Finally, people are paying attention to Newark. NJ. Okay, so maybe only until the May 9th mayoral election. But I'm not complaining. Even the New York Times has devoted a blog to this big-top race between 20-year incumbent Sharpe James, and his baldy earnest challenger, Cory Booker. It's just too bad the media treats this city of 280,000 as the delinquent step-son to New York--a broken, corrupted city good for laughs when nothing funny is going down in Brooklyn.
Though everything about me begs the question--I've watched Newark closely since 1998 and know it better than any of the cities I've lived in. Here's what the media coverage of this race is missing:
First, Sharpe James is a former boxer. He plays with the press like a heavyweight toys with a bantam. And most reporters, with a few exceptions, gleefully submit to his pummeling. It's far easier to report a story about Sharpe James riding a bicycle down the 3rd floor hallways of City Hall to deliver his candidate petitions than to count the number of laws the city broke by siphoning Port Authority payments into capital projects like the downtown arena. I mean, the guy was wearing a straw hat and a tank top for christsakes! And since none of their readers actually care what happens to Newark, it makes for great entertainment. I mean, it's Newark afterall.
Cory Booker isn't that much different. Fresh off-the-plane reporters like to anoint Cory Booker as the incorruptible candidate and the city's next generation savior. The most excited are already counting down to the 2024 presidential primary when Booker would be a ripe 54 years old. He's Yale, Oxford ( Rhodes Scholar thankyouverymuch), Stanford and more earnest to accomplish good than Mister Rogers on Mother's Day.
Cory Booker started as a bright, young thing in Newark. In 1998 he knocked on thousands of doors to beat long-time Central Ward councilman George Branch--an old-style pol who never knew what hit him. I lived in Newark during the summer of 1998 and I remember passing newly-elected Councilman Booker several times on the sidewalk as he walked from his apartment in Brick Towers to City Hall.
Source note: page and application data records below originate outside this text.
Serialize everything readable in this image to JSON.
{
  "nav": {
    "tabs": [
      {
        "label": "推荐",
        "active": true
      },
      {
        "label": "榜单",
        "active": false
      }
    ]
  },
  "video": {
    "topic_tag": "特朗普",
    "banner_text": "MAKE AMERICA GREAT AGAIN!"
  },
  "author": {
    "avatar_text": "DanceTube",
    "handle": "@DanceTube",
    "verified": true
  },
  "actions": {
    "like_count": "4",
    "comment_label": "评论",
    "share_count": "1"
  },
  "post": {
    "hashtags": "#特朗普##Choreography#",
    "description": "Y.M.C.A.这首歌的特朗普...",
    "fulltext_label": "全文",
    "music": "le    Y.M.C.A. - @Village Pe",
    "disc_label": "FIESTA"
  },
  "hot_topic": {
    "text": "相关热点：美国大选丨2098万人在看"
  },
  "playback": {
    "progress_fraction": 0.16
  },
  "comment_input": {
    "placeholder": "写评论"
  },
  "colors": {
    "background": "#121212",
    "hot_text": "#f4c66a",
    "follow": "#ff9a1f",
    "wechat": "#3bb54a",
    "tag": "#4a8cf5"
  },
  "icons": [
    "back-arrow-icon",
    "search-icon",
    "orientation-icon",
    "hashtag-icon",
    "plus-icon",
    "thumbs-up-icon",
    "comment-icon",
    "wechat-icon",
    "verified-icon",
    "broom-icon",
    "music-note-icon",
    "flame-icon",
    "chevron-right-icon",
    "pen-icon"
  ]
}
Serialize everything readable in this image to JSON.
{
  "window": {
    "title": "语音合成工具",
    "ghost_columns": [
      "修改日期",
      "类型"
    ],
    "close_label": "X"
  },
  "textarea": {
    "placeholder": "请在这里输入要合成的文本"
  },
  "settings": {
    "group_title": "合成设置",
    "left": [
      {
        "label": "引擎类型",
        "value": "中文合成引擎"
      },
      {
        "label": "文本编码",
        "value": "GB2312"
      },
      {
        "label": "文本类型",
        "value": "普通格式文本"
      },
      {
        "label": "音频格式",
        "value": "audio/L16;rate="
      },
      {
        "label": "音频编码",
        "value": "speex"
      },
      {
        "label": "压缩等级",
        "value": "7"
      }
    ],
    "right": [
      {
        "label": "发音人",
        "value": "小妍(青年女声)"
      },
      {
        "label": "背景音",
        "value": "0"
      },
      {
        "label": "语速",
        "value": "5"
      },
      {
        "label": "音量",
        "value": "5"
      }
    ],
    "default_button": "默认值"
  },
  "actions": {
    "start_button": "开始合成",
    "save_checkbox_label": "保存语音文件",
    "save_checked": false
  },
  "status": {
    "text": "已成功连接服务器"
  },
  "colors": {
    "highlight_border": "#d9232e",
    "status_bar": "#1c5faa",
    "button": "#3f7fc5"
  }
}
He smiled as he walked by.
Two years later I saw him again--and he had changed. "He's not in right now," his secretary told the line of Central Ward residents who waited outside his City Hall office hoping to see him. But he was in. I saw other guests, those with more "important" issues than shut-off water or broken traffic lights, enter through a secret side door to see Booker. He hadn't turned into a Sharpe James or copied the most repulsive habits of his fellow council members, but Cory Booker was no longer so bright and new. He got beat in 2002's mayoral election because he thought his shine was intact, and because Sharpe James bused in former Newark residents from South Carolina and Florida to vote.
The 2006 re-match is Booker's race to lose, and he knows it. He's more cautious than a Prudential employee at the corner of Broad and Market streets. Booker is smart enough to know that Sharpe James is throwing out phantom jabs and playing to the crowd. But James is just playing. If the mayor actually tries to seek re-election, Newark voters will resent being toyed with. Booker knows that James can't win the election, but that he can lose it by saying the wrong thing. Booker will continue playing the straight man in the race until it widens in his favor, or he gets really desperate.
Whenever someone asks me to explain what's the matter with Newark I start talking about toilets. I talk about specific toilets--the public restrooms located on the 3rd floor of Newark's city hall. The bathrooms for the council members and the mayor are immaculate, five-star affairs. I saw them when I was doing my interviews for my college thesis. But I also the saw public restrooms located less than sixty feet away. In there I found broken tiles, busted spigots, stalls drapped in caution tape like a crime scene, and urinals backed up all over the floor. Both facilities share the same plumbing, water source, and design plans--but one is for the people in power, and the other is for everyone else. Ever since I encountered this 'tale of two toilets, I've known that the symbol of Newark's failure to address its problems sits a dozen paces from the mayor's own gilded "throne."